In addition, Moody's Economy.com on Thursday released a study that described the housing market as being "in the worst downturn since 1945," with no measurable improvement foreseen until 2010.
Keith Gumbinger, an analyst for HSH Associates, a mortgage-industry publisher in Pompton Plains, N.J., said he expected it would take years to conclude whether the rate freeze would be beneficial, though some unified action seems necessary.
"Till now, nothing has been getting done," he said. "This industry was built for one direction, built to push loans downstream [to investors who would buy them as bundled securities -- another requirement for the frozen rates]. Some percentage of loans were expected to fail, but no one expected the size of the problem and nobody expected this machine to be run in reverse."
Paulson, who spearheaded the cooperative effort, said the approach was necessary to streamline the increased volume of delinquent loans expected in the next few years.

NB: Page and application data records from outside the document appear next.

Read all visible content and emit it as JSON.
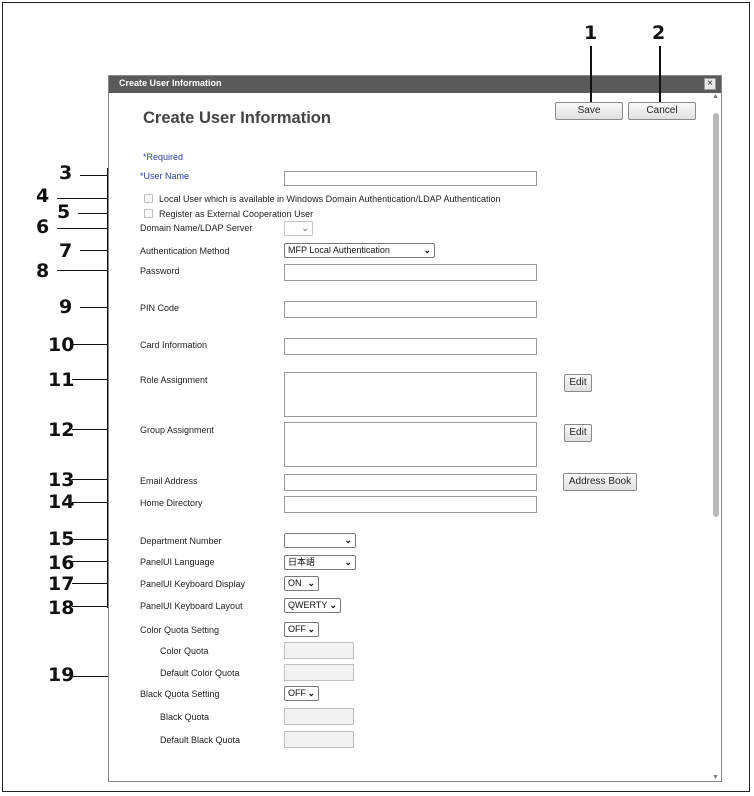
{
  "dialog": {
    "window_title": "Create User Information",
    "close_glyph": "×",
    "heading": "Create User Information",
    "save_label": "Save",
    "cancel_label": "Cancel",
    "required_note": "*Required"
  },
  "form": {
    "user_name_label": "*User Name",
    "local_user_label": "Local User which is available in Windows Domain Authentication/LDAP Authentication",
    "external_coop_label": "Register as External Cooperation User",
    "domain_label": "Domain Name/LDAP Server",
    "auth_method_label": "Authentication Method",
    "auth_method_value": "MFP Local Authentication",
    "password_label": "Password",
    "pin_label": "PIN Code",
    "card_label": "Card Information",
    "role_label": "Role Assignment",
    "role_edit_label": "Edit",
    "group_label": "Group Assignment",
    "group_edit_label": "Edit",
    "email_label": "Email Address",
    "address_book_label": "Address Book",
    "home_dir_label": "Home Directory",
    "dept_label": "Department Number",
    "dept_value": "",
    "panel_lang_label": "PanelUI Language",
    "panel_lang_value": "日本語",
    "kbd_display_label": "PanelUI Keyboard Display",
    "kbd_display_value": "ON",
    "kbd_layout_label": "PanelUI Keyboard Layout",
    "kbd_layout_value": "QWERTY",
    "color_quota_setting_label": "Color Quota Setting",
    "color_quota_setting_value": "OFF",
    "color_quota_label": "Color Quota",
    "default_color_quota_label": "Default Color Quota",
    "black_quota_setting_label": "Black Quota Setting",
    "black_quota_setting_value": "OFF",
    "black_quota_label": "Black Quota",
    "default_black_quota_label": "Default Black Quota"
  },
  "callouts": [
    "1",
    "2",
    "3",
    "4",
    "5",
    "6",
    "7",
    "8",
    "9",
    "10",
    "11",
    "12",
    "13",
    "14",
    "15",
    "16",
    "17",
    "18",
    "19"
  ],
  "icons": {
    "chevron": "chevron-down-icon",
    "scroll_up": "scroll-up-arrow-icon",
    "scroll_down": "scroll-down-arrow-icon"
  },
  "colors": {
    "titlebar": "#5a5a5a",
    "required_text": "#2740a8",
    "scroll_thumb": "#b9b9b9"
  }
}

"We all know that it is in everyone's interest -- homeowner, [loan] servicer, investor -- to develop a market-based approach to avoid foreclosures that are preventable," said Paulson. "The current system for working out those problem loans would not be sufficient to handle the anticipated 1.8 million owner-occupied subprime mortgage resets that will occur in 2008 and 2009," he said.